Element data from apps and pages:
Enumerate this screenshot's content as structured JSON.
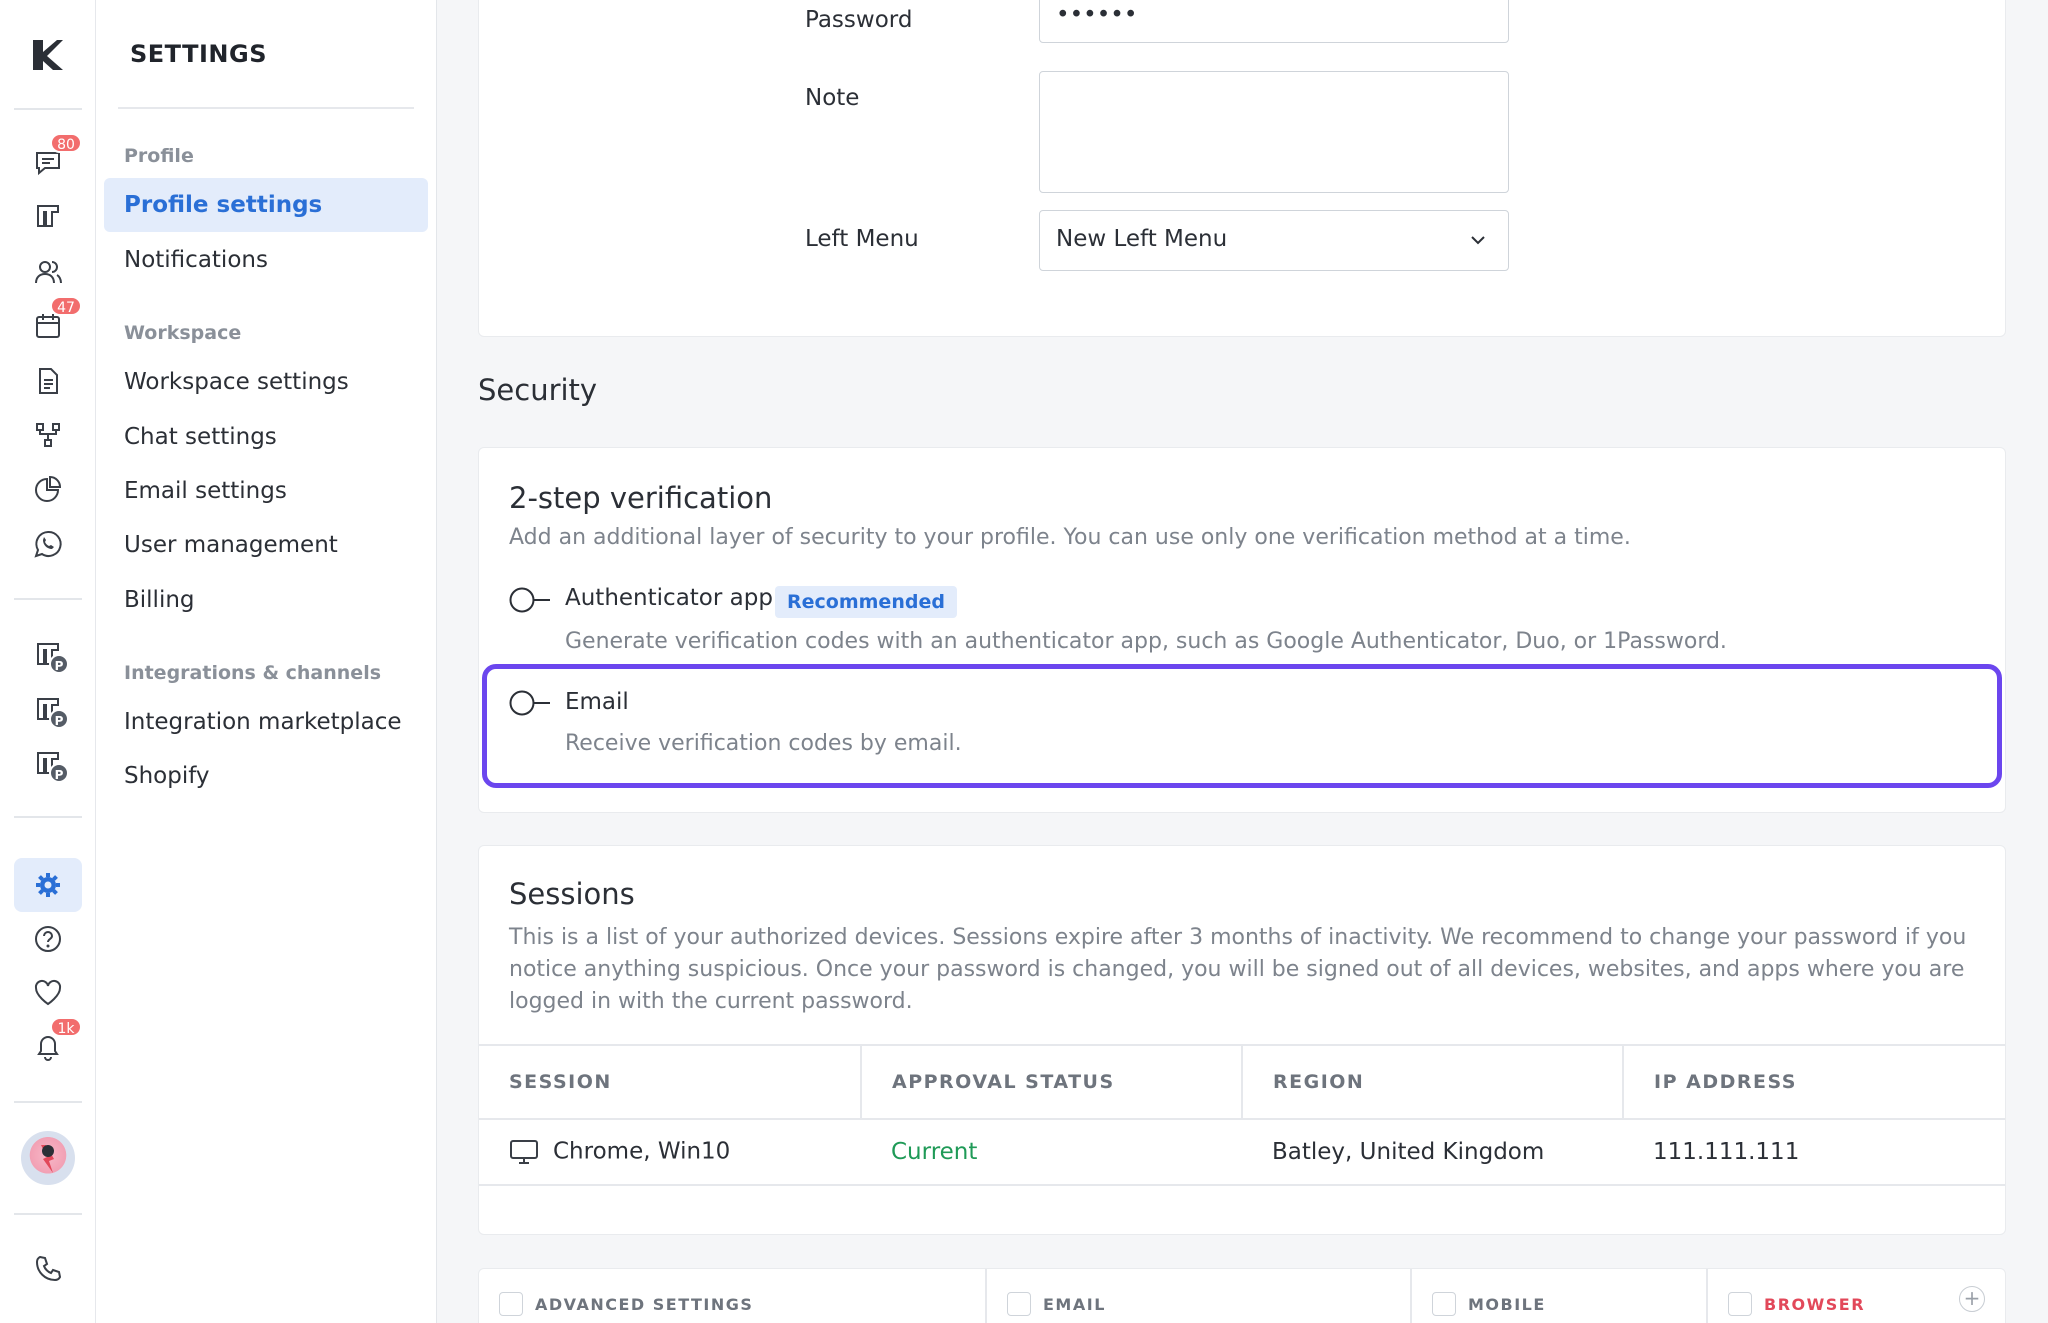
{
  "rail": {
    "badges": {
      "chats": "80",
      "calendar": "47",
      "notifications": "1k"
    },
    "pipeline_badge": "P"
  },
  "menu": {
    "title": "SETTINGS",
    "sections": [
      {
        "label": "Profile",
        "items": [
          {
            "label": "Profile settings"
          },
          {
            "label": "Notifications"
          }
        ]
      },
      {
        "label": "Workspace",
        "items": [
          {
            "label": "Workspace settings"
          },
          {
            "label": "Chat settings"
          },
          {
            "label": "Email settings"
          },
          {
            "label": "User management"
          },
          {
            "label": "Billing"
          }
        ]
      },
      {
        "label": "Integrations & channels",
        "items": [
          {
            "label": "Integration marketplace"
          },
          {
            "label": "Shopify"
          }
        ]
      }
    ]
  },
  "profile_form": {
    "password_label": "Password",
    "password_value": "••••••",
    "note_label": "Note",
    "note_value": "",
    "left_menu_label": "Left Menu",
    "left_menu_value": "New Left Menu"
  },
  "security": {
    "heading": "Security",
    "two_step": {
      "title": "2-step verification",
      "description": "Add an additional layer of security to your profile. You can use only one verification method at a time.",
      "options": [
        {
          "label": "Authenticator app",
          "badge": "Recommended",
          "description": "Generate verification codes with an authenticator app, such as Google Authenticator, Duo, or 1Password."
        },
        {
          "label": "Email",
          "description": "Receive verification codes by email."
        }
      ]
    },
    "sessions": {
      "title": "Sessions",
      "description": "This is a list of your authorized devices. Sessions expire after 3 months of inactivity. We recommend to change your password if you notice anything suspicious. Once your password is changed, you will be signed out of all devices, websites, and apps where you are logged in with the current password.",
      "columns": [
        "SESSION",
        "APPROVAL STATUS",
        "REGION",
        "IP ADDRESS"
      ],
      "rows": [
        {
          "session": "Chrome, Win10",
          "status": "Current",
          "region": "Batley, United Kingdom",
          "ip": "111.111.111"
        }
      ]
    }
  },
  "advanced": {
    "columns": [
      "ADVANCED SETTINGS",
      "EMAIL",
      "MOBILE",
      "BROWSER"
    ],
    "add": "+"
  },
  "colors": {
    "accent": "#2a6fd6",
    "highlight": "#6b46ee",
    "badge": "#f26d6d",
    "success": "#1f9a57"
  }
}
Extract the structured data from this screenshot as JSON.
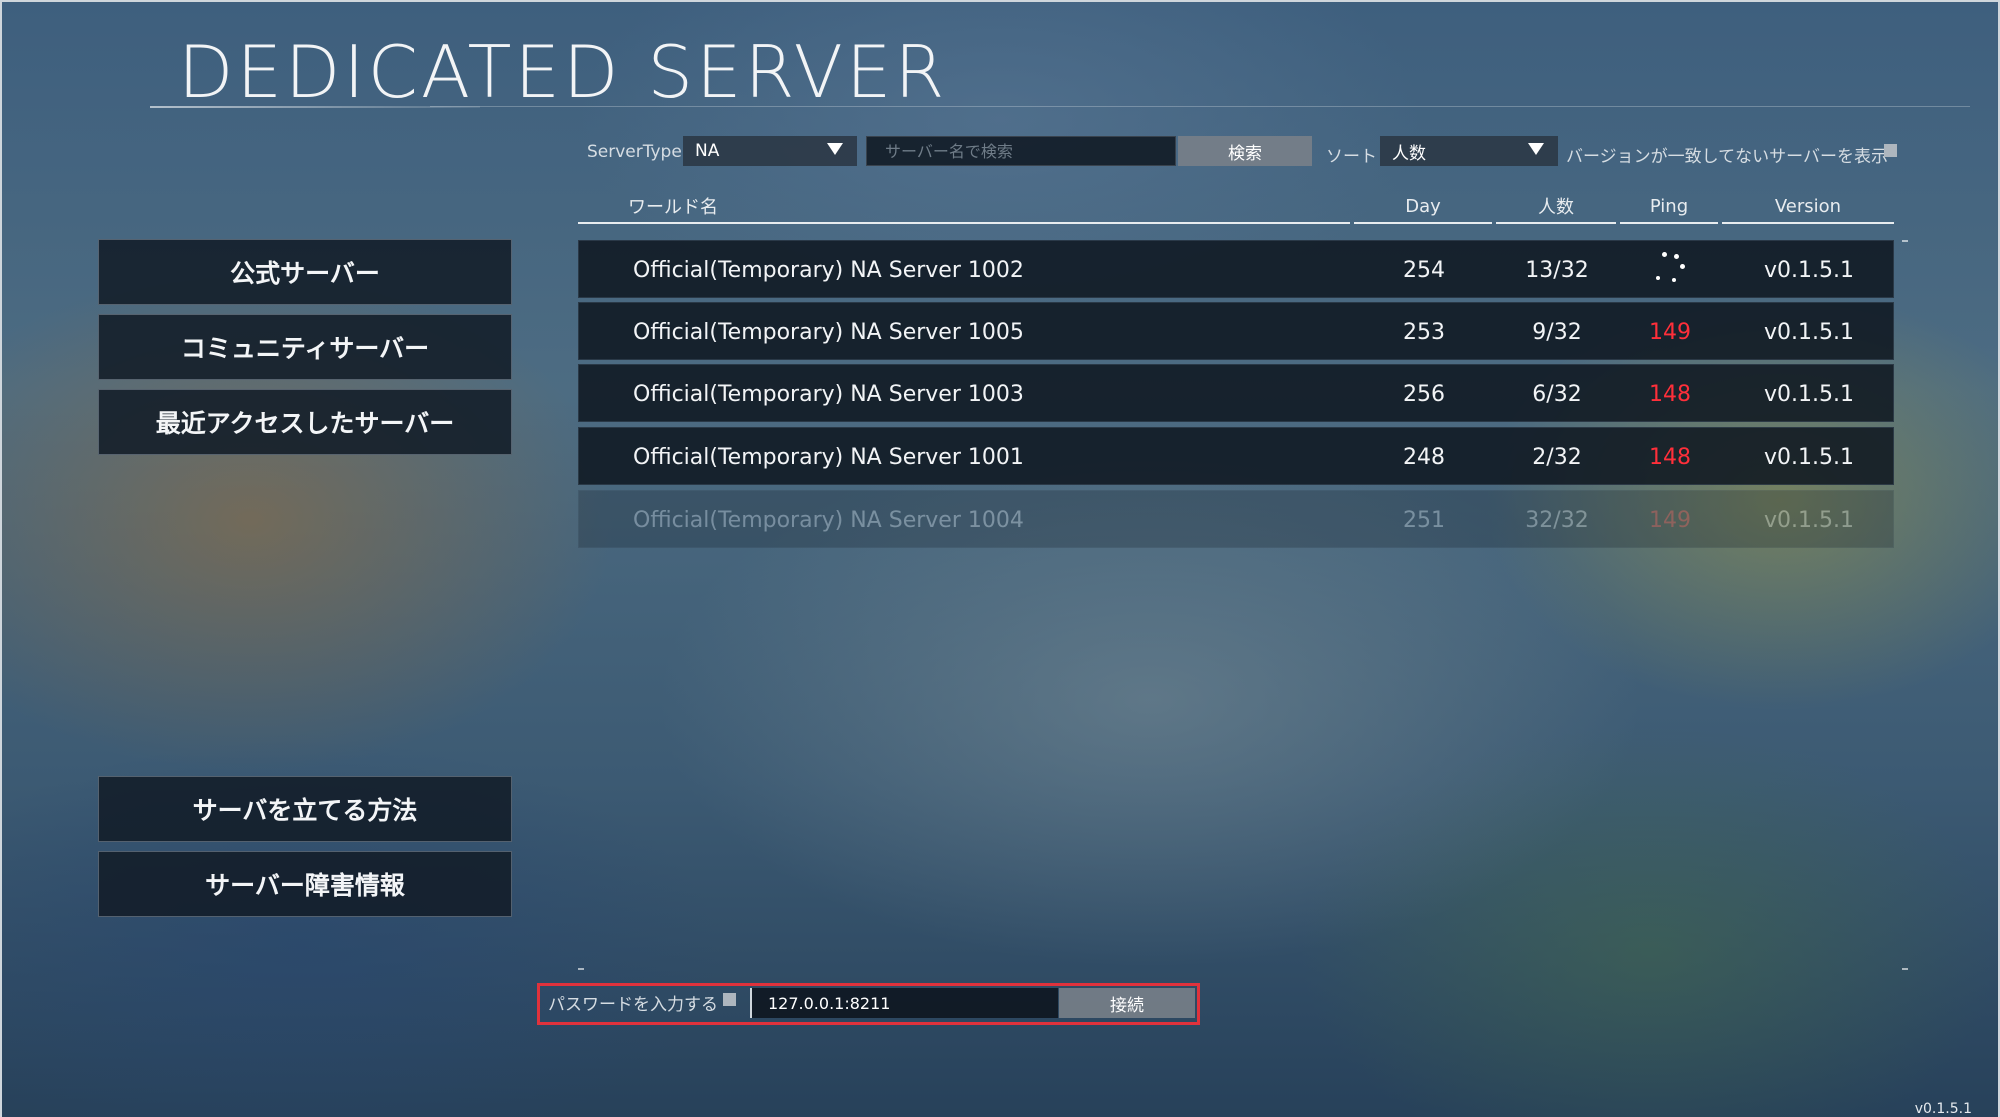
{
  "title": "DEDICATED SERVER",
  "sidebar": {
    "top_items": [
      {
        "label": "公式サーバー"
      },
      {
        "label": "コミュニティサーバー"
      },
      {
        "label": "最近アクセスしたサーバー"
      }
    ],
    "bottom_items": [
      {
        "label": "サーバを立てる方法"
      },
      {
        "label": "サーバー障害情報"
      }
    ]
  },
  "filters": {
    "server_type_label": "ServerType",
    "server_type_value": "NA",
    "search_placeholder": "サーバー名で検索",
    "search_button": "検索",
    "sort_label": "ソート",
    "sort_value": "人数",
    "show_mismatch_label": "バージョンが一致してないサーバーを表示"
  },
  "table": {
    "columns": [
      "ワールド名",
      "Day",
      "人数",
      "Ping",
      "Version"
    ],
    "rows": [
      {
        "name": "Official(Temporary) NA Server 1002",
        "day": "254",
        "players": "13/32",
        "ping": "",
        "version": "v0.1.5.1"
      },
      {
        "name": "Official(Temporary) NA Server 1005",
        "day": "253",
        "players": "9/32",
        "ping": "149",
        "version": "v0.1.5.1"
      },
      {
        "name": "Official(Temporary) NA Server 1003",
        "day": "256",
        "players": "6/32",
        "ping": "148",
        "version": "v0.1.5.1"
      },
      {
        "name": "Official(Temporary) NA Server 1001",
        "day": "248",
        "players": "2/32",
        "ping": "148",
        "version": "v0.1.5.1"
      },
      {
        "name": "Official(Temporary) NA Server 1004",
        "day": "251",
        "players": "32/32",
        "ping": "149",
        "version": "v0.1.5.1"
      }
    ]
  },
  "connect": {
    "password_label": "パスワードを入力する",
    "address_value": "127.0.0.1:8211",
    "connect_button": "接続"
  },
  "footer_version": "v0.1.5.1",
  "colors": {
    "ping_high": "#ff2f3a",
    "highlight_border": "#e0323c"
  }
}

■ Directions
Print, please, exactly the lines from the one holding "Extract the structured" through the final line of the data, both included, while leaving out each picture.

■ Your response
Extract the structured data from this screenshot as JSON.
{
  "title": "DEDICATED SERVER",
  "sidebar": {
    "top_items": [
      {
        "label": "公式サーバー"
      },
      {
        "label": "コミュニティサーバー"
      },
      {
        "label": "最近アクセスしたサーバー"
      }
    ],
    "bottom_items": [
      {
        "label": "サーバを立てる方法"
      },
      {
        "label": "サーバー障害情報"
      }
    ]
  },
  "filters": {
    "server_type_label": "ServerType",
    "server_type_value": "NA",
    "search_placeholder": "サーバー名で検索",
    "search_button": "検索",
    "sort_label": "ソート",
    "sort_value": "人数",
    "show_mismatch_label": "バージョンが一致してないサーバーを表示"
  },
  "table": {
    "columns": [
      "ワールド名",
      "Day",
      "人数",
      "Ping",
      "Version"
    ],
    "rows": [
      {
        "name": "Official(Temporary) NA Server 1002",
        "day": "254",
        "players": "13/32",
        "ping": "",
        "version": "v0.1.5.1"
      },
      {
        "name": "Official(Temporary) NA Server 1005",
        "day": "253",
        "players": "9/32",
        "ping": "149",
        "version": "v0.1.5.1"
      },
      {
        "name": "Official(Temporary) NA Server 1003",
        "day": "256",
        "players": "6/32",
        "ping": "148",
        "version": "v0.1.5.1"
      },
      {
        "name": "Official(Temporary) NA Server 1001",
        "day": "248",
        "players": "2/32",
        "ping": "148",
        "version": "v0.1.5.1"
      },
      {
        "name": "Official(Temporary) NA Server 1004",
        "day": "251",
        "players": "32/32",
        "ping": "149",
        "version": "v0.1.5.1"
      }
    ]
  },
  "connect": {
    "password_label": "パスワードを入力する",
    "address_value": "127.0.0.1:8211",
    "connect_button": "接続"
  },
  "footer_version": "v0.1.5.1",
  "colors": {
    "ping_high": "#ff2f3a",
    "highlight_border": "#e0323c"
  }
}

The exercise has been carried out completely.